**What needs to be done**
Keyword search on "Entire": report each line of the records that contains it.

○ ○ ○

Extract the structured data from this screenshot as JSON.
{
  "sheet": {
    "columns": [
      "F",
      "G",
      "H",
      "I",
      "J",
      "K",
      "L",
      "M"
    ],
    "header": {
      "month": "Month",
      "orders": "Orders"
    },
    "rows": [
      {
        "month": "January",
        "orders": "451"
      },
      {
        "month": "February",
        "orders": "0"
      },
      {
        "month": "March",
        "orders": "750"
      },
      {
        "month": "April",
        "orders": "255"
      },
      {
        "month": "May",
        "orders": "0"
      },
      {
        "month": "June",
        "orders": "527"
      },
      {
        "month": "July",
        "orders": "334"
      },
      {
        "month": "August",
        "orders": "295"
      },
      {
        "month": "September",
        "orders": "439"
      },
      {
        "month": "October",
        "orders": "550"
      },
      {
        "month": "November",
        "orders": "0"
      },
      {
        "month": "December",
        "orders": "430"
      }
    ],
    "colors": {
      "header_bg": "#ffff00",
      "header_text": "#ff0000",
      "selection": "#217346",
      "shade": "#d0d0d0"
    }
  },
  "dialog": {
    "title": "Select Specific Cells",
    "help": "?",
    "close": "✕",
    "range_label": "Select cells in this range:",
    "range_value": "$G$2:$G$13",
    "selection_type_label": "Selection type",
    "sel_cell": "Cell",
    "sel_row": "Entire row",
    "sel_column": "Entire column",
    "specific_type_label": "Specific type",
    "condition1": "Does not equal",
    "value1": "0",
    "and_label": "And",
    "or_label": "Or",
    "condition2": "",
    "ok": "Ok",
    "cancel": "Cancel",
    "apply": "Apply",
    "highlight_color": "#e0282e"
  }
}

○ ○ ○

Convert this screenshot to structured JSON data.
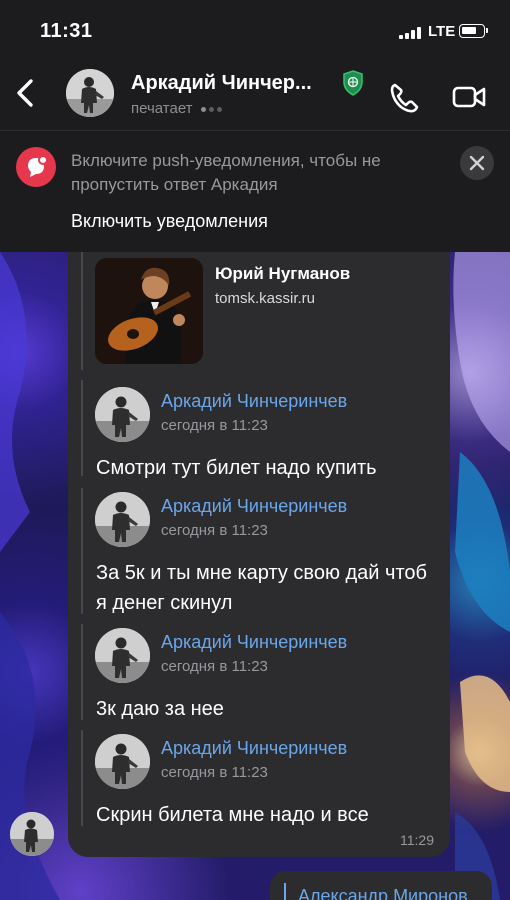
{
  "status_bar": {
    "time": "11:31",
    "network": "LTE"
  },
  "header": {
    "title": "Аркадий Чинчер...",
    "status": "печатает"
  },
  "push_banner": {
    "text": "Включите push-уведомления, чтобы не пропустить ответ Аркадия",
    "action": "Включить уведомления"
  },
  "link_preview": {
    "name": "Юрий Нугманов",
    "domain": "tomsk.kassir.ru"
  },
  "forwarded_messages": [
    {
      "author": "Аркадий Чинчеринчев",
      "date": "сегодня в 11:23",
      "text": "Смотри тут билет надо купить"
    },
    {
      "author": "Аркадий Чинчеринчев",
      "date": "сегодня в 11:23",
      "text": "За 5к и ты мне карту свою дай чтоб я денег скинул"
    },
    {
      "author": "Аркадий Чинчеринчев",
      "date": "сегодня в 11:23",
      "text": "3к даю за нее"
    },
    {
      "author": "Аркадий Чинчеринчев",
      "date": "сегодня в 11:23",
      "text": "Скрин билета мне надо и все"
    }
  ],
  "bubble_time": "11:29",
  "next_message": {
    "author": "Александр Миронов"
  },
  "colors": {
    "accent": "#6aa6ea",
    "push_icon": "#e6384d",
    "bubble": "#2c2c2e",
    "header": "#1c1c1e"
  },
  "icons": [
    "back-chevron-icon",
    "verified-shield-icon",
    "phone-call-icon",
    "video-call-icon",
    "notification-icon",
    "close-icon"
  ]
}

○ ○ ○

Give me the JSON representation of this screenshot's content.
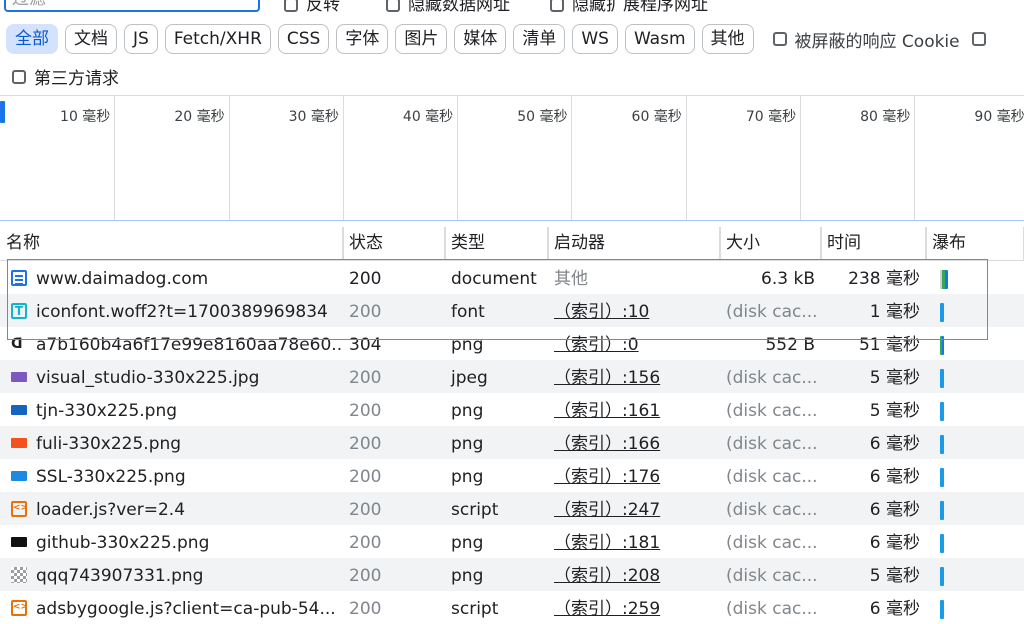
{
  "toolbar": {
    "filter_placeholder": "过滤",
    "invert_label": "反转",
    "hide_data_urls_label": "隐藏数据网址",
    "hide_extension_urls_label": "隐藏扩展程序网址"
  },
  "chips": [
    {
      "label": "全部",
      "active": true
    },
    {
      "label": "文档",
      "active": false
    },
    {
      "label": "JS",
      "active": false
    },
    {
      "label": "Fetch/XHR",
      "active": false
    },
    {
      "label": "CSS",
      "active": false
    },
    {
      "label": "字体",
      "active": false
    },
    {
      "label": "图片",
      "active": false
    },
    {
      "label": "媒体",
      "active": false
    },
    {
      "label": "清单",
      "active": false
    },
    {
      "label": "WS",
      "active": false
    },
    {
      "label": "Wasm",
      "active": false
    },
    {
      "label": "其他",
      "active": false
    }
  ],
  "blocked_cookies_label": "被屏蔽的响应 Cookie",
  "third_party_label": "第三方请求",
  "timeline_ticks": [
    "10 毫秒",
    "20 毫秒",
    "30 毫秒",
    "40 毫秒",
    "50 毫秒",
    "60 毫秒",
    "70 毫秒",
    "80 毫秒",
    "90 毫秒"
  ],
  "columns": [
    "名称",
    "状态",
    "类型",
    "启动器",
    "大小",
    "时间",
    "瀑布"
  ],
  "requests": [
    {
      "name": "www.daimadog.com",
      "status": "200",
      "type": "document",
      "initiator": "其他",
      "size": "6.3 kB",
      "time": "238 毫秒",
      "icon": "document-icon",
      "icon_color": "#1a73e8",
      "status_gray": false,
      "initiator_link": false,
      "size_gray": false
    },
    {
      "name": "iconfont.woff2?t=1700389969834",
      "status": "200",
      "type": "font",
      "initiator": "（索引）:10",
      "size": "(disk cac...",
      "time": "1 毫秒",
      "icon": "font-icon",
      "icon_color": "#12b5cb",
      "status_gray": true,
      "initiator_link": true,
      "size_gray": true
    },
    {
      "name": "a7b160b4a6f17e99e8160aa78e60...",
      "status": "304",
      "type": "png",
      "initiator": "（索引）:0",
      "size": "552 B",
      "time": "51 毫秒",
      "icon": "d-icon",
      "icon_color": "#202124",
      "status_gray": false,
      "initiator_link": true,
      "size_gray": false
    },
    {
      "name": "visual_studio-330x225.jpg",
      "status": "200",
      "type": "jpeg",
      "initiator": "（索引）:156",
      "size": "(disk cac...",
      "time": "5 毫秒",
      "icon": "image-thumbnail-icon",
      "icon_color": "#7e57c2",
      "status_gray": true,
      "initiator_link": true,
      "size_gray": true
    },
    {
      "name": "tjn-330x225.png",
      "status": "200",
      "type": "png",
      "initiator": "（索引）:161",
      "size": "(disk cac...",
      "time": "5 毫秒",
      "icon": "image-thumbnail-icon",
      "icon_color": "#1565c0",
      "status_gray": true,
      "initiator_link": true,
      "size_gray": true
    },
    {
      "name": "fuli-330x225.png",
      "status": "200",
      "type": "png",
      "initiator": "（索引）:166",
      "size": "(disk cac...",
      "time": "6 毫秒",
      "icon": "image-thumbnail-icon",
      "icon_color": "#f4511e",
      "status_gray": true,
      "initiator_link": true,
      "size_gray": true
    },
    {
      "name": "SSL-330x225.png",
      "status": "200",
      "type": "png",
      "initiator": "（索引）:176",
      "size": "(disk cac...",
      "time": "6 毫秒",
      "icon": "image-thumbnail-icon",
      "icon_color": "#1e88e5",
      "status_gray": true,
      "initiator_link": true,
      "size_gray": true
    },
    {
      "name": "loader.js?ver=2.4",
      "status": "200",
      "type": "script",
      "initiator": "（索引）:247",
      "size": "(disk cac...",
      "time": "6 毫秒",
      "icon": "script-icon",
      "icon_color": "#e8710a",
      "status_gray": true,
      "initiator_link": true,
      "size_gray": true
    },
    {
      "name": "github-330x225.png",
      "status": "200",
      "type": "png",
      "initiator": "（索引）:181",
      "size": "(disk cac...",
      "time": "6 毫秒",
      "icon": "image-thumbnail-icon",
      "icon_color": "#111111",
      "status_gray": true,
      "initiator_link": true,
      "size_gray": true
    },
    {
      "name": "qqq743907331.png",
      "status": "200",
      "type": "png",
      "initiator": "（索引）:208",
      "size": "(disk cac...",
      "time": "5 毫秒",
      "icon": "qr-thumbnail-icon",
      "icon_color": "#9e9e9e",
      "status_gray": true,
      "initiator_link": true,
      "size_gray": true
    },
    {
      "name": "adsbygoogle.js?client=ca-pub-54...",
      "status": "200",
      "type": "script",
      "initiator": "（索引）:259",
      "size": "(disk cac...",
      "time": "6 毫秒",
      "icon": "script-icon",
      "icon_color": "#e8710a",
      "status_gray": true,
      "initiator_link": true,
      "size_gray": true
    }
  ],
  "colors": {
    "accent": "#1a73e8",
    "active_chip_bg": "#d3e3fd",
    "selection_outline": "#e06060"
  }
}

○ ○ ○

**Response to the task**
    "sel_row": "Entire row",
    "sel_column": "Entire column",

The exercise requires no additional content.